Several members of the Lakehill community recently made the decision to donate a part of themselves to those in need: their hair.
Hair donations make a huge difference for women and children with cancer, medical conditions, or trauma resulting in hair loss. Natural hair donations allow for a broader range of real hair colors and textures, and real hair wigs are much more life-like.
There are several organizations that turn long locks into free or low-cost wigs for people with cancer. The donated ponytails are utilized to provide high quality hair prosthetics, which help return a sense of self, confidence, and normalcy to those suffering from hair loss.
Lakehill art teacher Sacha Troxler (pictured on the left) says she has wanted to donate her hair for more than a decade. “I always lost my patience trying to let it grow those last few inches that are required when donating,” she said. Most organizations require a minimum of 8” of hair to donate. “I finally made it!” After learning about Children with Hair Loss from the Patels, she also selected them because they provide wigs to financially disadvantaged children free of charge.
“I am thrilled to have a new summer hairdo while being able to help others. I hope to be able to do it again in another three or four years.”
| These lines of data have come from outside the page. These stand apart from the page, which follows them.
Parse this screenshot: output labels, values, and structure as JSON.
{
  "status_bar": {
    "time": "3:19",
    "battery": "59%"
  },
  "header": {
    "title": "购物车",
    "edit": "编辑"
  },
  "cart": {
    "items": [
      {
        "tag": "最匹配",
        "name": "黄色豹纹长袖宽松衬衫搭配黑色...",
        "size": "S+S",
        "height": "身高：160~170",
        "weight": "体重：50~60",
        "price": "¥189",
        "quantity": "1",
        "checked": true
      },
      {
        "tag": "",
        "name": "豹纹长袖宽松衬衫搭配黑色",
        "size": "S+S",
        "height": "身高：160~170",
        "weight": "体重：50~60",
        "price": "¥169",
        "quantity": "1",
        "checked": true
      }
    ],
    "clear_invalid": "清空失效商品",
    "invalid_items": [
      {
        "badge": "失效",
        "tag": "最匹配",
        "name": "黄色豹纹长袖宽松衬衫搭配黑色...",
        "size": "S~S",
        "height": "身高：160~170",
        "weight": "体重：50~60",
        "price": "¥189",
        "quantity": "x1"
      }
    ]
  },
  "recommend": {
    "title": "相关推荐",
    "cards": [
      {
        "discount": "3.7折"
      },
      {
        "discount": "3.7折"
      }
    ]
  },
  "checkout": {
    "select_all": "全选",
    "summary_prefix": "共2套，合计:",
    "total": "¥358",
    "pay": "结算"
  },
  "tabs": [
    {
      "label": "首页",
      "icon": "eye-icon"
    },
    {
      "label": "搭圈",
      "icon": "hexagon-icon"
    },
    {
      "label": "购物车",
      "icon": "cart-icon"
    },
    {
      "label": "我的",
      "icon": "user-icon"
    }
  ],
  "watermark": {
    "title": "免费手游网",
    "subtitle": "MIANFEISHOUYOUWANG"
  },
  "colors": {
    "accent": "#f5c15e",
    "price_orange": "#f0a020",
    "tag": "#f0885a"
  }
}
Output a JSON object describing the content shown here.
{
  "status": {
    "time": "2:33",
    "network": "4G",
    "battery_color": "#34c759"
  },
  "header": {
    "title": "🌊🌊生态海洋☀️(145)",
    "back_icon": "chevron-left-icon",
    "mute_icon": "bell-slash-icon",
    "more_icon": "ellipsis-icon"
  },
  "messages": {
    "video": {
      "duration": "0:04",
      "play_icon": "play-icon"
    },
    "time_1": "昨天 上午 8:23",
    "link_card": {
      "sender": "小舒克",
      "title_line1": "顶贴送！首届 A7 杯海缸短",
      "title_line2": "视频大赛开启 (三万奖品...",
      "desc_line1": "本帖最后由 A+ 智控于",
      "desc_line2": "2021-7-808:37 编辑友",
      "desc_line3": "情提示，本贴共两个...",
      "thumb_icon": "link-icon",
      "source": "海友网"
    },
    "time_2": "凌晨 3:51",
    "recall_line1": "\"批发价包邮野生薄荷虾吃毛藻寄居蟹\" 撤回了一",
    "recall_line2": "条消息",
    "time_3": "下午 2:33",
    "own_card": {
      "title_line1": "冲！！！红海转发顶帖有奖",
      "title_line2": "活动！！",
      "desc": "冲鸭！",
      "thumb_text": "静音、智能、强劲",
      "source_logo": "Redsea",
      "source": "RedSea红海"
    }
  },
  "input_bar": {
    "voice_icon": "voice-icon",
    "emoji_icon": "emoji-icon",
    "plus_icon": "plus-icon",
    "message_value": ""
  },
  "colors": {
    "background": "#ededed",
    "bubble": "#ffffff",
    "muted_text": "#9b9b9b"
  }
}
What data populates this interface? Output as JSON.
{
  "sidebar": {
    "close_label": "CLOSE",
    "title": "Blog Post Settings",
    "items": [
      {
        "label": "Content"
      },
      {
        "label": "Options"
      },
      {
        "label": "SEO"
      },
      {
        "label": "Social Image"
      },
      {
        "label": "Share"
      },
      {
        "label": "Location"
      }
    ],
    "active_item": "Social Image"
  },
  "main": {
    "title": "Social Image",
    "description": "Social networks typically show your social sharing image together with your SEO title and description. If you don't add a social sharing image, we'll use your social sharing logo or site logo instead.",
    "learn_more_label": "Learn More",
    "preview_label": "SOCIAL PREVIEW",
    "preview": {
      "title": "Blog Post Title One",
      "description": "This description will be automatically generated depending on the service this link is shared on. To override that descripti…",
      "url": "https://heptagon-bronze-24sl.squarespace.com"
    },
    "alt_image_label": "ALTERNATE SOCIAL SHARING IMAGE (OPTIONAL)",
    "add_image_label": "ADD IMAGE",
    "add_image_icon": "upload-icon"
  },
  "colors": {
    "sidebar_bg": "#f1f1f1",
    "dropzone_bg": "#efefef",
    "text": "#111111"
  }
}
Lakehill fourth grader Mary Greenwood recently cut 12 inches off of her hair to donate to Locks of Love. Greenwood said she first considered donating after watching her grandmother lose her hair while battling cancer. “After my grandmother died, I really thought about it and decided I wanted to help children who were going through the same thing,” she explained. Greenwood says she wants to donate again when she is able. “It took me about eight years to get my hair long enough to donate, so I guess I will have to wait another eight years!”
Lakehill Preparatory School fifth grader Maya Patel decided when she was five years old that she wanted to cut her long hair and told her mother she wanted to donate it to charity. While there are several reputable organizations to donate to, Maya selected Children with Hair Loss, because it goes specifically to children. “It must be so hard to be going through cancer and lose your hair,” Patel said.
Maya (pictured at right) has been cutting and donating her hair every year since then. She gets her hair cut before school starts and then lets it grow out through the year, typically donating 12 to 18 inches of hair. Maya’s hair is so thick that they should be able to make three wigs from it. Maya added, “It really helps kids get through a tough time. I know it would mean a lot to me if I were going through that.”
Maya’s mother, Sejal, began donating her own hair when she was in high school. She is proud of her daughter’s decision. “To a person who is going through so much in life, it is powerful to be able to bring some happiness and normalcy through the small act of donating hair,” she said. “I hope my child is learning to give back to the world in whatever little way she can.”